Pakistan has said it will take steps to maintain the credibility of its nuclear deterrence after India's decision to acquire a Russian nuclear attack submarine on a 10-year lease. "We are looking at these developments very closely. Rest assured, there will be no compromise in terms of maintaining the credibility of our deterrence," Pakistan Foreign Office spokesman Abdul Basit was quoted by the media reports as saying at a news briefing in December, 2011.
Now there are strong rumors in the media indicating that Pakistan is preparing to build its own fleet of nuclear-powered and nuclear-armed submarines to complete its nuclear triad for effective deterrence primarily against the regional threat posed by India's massive arms buildup.
A Pakistani defense analyst Mansoor Ahmed recently told Defense News that he has for some time believed Pakistan was working on a nuclear propulsion system for submarine applications and that Pakistan already has a functional submarine launched variant of the Babur cruise missile.
Pakistan's Babur cruise missile is very similar to the U.S. BGM-109 Tomahawk, and it can be carry conventional or nuclear warheads, according to Ahmed.
Ahmed says Pakistan is now gearing up to build its own SSN/SSGN flotilla as a way of deterring India and maintaining the strategic balance in South Asia. However, Ahmed argues that Pakistan should build ballistic missile submarines. to fully ensure the credibility of its deterrent.
Here are some of the advantages of nuclear submarines:
1. Atomic weapons abroad nuclear submarines can be more survivable and useful for second strike capability which is considered vital for nuclear deterrence.
2. Nuclear propulsion, being completely independent of air, frees the submarine from the need to surface frequently, as is necessary for conventional submarines; the large amount of power generated by a nuclear reactor allows nuclear submarines to operate at high speed for long durations; and the long interval between refuelings assures a range limited only by supplies such as food. Current generations of nuclear submarines never need to be refueled throughout their 25-year lifespans.
3. Pakistan does have some AIP (air-independent propulsion)equipment on some of its current fleet of conventional submarines, which can stay submerged for longer periods to significantly boost their stealth and combat capabilities, somewhat narrowing the gap with nuclear-powered submarines which of course can operate underwater for much longer periods.

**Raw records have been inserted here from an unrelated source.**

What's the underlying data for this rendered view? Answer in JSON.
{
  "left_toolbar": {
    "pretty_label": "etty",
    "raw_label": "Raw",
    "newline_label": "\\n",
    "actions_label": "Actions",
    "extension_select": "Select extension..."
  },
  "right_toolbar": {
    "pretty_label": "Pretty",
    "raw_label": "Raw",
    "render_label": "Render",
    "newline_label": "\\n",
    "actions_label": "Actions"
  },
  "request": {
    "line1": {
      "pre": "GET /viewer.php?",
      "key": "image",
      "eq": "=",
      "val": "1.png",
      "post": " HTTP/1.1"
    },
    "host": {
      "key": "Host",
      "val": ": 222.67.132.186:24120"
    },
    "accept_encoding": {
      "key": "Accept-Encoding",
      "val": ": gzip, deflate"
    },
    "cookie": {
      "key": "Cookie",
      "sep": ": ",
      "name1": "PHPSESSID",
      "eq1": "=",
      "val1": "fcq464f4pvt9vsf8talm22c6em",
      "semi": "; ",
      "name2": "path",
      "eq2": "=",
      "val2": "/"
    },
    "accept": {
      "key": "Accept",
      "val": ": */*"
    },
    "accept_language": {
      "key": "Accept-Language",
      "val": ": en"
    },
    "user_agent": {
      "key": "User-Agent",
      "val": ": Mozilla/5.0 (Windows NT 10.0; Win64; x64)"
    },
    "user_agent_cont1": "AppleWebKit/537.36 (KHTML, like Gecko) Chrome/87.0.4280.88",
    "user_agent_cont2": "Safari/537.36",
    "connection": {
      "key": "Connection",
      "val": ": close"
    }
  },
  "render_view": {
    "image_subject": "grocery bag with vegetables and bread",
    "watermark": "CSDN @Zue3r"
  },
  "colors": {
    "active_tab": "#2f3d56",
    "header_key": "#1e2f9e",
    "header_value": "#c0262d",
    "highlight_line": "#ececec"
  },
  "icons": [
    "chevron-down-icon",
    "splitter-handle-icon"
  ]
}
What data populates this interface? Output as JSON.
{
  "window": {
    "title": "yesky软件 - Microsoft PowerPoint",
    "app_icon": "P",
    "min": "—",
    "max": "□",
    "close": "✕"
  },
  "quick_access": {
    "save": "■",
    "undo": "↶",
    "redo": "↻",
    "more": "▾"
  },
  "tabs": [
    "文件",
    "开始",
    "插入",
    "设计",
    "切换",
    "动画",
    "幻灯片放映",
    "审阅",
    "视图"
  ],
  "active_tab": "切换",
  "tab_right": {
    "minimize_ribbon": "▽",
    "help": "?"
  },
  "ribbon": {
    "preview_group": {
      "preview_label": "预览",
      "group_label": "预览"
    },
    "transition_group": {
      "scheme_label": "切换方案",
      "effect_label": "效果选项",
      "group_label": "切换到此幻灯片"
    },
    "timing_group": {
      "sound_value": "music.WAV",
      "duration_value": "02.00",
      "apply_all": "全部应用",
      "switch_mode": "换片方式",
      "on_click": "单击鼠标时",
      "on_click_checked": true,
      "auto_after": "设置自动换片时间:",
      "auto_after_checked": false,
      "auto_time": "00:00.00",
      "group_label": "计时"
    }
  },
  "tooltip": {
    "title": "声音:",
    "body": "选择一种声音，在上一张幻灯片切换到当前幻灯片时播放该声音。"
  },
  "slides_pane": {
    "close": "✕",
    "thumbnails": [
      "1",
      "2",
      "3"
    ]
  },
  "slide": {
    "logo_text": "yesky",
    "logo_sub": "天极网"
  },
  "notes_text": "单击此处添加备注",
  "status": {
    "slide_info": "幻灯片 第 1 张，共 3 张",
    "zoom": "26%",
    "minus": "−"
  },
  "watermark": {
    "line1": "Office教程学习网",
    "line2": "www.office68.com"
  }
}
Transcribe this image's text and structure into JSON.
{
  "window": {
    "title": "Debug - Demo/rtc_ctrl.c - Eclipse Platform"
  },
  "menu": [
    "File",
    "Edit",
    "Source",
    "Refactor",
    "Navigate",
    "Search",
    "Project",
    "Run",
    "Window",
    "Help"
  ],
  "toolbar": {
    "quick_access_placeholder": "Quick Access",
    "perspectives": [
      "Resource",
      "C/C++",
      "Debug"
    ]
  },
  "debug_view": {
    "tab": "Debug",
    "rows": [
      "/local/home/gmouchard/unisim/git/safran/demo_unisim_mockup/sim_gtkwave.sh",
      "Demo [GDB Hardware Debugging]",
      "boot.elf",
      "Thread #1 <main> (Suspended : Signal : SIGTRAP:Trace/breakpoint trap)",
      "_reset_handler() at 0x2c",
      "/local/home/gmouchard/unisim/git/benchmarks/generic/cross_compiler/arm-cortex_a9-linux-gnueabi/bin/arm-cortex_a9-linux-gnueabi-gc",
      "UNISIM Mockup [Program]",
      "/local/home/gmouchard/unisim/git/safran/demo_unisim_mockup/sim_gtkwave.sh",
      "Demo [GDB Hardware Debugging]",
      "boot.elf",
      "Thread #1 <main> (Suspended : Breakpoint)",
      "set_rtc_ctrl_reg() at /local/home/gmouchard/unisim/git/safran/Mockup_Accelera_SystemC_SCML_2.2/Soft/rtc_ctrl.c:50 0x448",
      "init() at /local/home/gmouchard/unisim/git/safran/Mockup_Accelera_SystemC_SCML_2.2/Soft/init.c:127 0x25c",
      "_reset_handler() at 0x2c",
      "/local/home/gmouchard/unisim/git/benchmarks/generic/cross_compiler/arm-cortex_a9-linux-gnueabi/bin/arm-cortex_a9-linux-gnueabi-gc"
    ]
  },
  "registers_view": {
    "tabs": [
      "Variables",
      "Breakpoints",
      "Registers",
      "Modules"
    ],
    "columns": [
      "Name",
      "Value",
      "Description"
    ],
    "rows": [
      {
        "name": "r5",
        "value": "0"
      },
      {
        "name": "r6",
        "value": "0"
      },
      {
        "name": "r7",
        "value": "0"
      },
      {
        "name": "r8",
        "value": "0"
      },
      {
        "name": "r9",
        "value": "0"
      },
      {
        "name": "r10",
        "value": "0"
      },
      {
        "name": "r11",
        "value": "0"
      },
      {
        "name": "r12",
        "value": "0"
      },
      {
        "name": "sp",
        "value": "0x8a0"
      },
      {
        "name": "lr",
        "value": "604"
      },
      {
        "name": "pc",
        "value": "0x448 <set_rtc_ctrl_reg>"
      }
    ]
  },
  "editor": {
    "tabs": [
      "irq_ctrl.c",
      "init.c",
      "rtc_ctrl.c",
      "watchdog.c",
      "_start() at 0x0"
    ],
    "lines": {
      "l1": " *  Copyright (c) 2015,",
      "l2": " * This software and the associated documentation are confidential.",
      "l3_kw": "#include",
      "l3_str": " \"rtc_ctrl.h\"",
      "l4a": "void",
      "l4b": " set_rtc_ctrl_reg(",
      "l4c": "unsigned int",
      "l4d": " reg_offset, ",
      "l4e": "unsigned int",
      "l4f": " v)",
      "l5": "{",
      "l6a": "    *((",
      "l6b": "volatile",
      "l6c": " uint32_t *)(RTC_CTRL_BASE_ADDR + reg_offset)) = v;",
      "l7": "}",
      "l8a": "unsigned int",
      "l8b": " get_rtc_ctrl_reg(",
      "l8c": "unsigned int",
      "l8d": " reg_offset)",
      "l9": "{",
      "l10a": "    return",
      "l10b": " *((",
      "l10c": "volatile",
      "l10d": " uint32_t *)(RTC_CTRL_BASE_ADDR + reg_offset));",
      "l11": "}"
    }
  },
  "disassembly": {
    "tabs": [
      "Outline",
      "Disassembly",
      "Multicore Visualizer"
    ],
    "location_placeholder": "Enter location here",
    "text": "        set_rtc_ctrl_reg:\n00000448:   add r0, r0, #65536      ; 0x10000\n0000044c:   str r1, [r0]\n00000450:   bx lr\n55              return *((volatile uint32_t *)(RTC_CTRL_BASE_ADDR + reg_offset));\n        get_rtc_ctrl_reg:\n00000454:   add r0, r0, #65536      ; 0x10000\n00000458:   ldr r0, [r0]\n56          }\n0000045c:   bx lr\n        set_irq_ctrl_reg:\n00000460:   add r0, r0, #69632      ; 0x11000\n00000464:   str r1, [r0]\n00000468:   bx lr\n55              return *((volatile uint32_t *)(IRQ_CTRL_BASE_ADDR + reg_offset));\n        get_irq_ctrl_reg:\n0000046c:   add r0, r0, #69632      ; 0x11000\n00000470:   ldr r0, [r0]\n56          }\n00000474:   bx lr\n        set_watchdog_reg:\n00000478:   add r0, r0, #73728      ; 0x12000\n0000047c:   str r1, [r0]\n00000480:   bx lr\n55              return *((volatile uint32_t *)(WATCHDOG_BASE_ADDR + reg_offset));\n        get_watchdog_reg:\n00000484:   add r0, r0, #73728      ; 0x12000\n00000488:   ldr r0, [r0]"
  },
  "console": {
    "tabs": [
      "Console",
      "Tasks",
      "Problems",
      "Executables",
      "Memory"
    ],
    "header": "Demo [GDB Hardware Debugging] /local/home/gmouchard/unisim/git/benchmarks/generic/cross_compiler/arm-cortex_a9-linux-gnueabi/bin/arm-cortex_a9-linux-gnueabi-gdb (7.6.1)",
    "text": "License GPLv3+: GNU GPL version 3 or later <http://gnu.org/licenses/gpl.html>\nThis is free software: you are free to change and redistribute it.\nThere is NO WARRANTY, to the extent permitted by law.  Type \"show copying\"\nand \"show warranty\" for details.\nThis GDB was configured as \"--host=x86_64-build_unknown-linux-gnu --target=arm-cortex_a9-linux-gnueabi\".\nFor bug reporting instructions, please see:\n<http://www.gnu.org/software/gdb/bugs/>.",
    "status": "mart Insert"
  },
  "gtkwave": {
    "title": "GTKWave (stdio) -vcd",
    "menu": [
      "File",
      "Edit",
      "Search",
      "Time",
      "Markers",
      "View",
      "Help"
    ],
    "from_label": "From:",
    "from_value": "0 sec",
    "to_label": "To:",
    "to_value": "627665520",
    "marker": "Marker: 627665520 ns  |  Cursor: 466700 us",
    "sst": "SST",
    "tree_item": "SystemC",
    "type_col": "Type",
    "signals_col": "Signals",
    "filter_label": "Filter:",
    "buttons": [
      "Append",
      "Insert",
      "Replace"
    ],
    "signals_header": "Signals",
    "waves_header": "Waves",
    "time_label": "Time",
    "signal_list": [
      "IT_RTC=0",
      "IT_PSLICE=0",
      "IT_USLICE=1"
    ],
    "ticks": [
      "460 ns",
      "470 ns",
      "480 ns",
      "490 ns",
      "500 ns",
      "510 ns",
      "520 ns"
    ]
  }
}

The rumors have not been confirmed or denied by Pakistani military. But if the past history is any guide, it's quite safe to assume that Pakistan will continue to effectively respond to all military threats to its security and preserve credible nuclear deterrence. It has already produced and deployed a significant nuclear arsenal consisting of uranium and plutonium bombs, ground-based nuclear-capable ballistic and cruise missiles, air-launched nuclear missiles, modern fighter-bombers, tactical nuclear weapons, etc.
In their attempts to preserve their nuclear deterrence, Pakistanis are often reminded of a quote from former Pakistani Prime Minister Zulfikar Bhutto's speech in which he said, "If India builds the bomb, we will eat grass and leaves for a thousand years, even go hungry, but we will get one of our own". Well, Pakistanis didn't have to wait for a thousand years. Pakistan tested its nuclear bomb in 1998, about three decades after Mr. Bhutto's "we will eat grass" speech.
Pakistan does have a hunger and malnutrition problem that needs to be seriously addressed as a priority. However, all of the available data from international sources shows that the hunger problem is far worse in India, with hundreds of millions of its citizens going to bed hungry every night as Pakistan's neighbor and traditional rival continues its massive arms build-up.
Here's an excerpt from Times of India on persistent and pervasive hunger in India:
With 21% of its population undernourished, nearly 44% of under-5 children underweight and 7% of them dying before they reach five years, India is firmly established among the world's most hunger-ridden countries. The situation is better than only Congo, Chad, Ethiopia or Burundi, but it is worse than Sudan, North Korea, Pakistan or Nepal.
Today India has 213 million hungry and malnourished people by GHI estimates although the UN agency Food and Agriculture Organization (FAO) puts the figure at around 230 million. The difference is because FAO uses only the standard calorie intake formula for measuring sufficiency of food while the Hunger Index is based on broader criteria.
I believe that there can be no real national security without economic security. Even as they struggle to maintain credible nuclear deterrence against external threats, it's important for Pakistani leadership to take steps to revive Pakistan's ailing economy with a renewed sense of urgency.
Haq's Musings: Pakistan to Build Nuclear Submarines?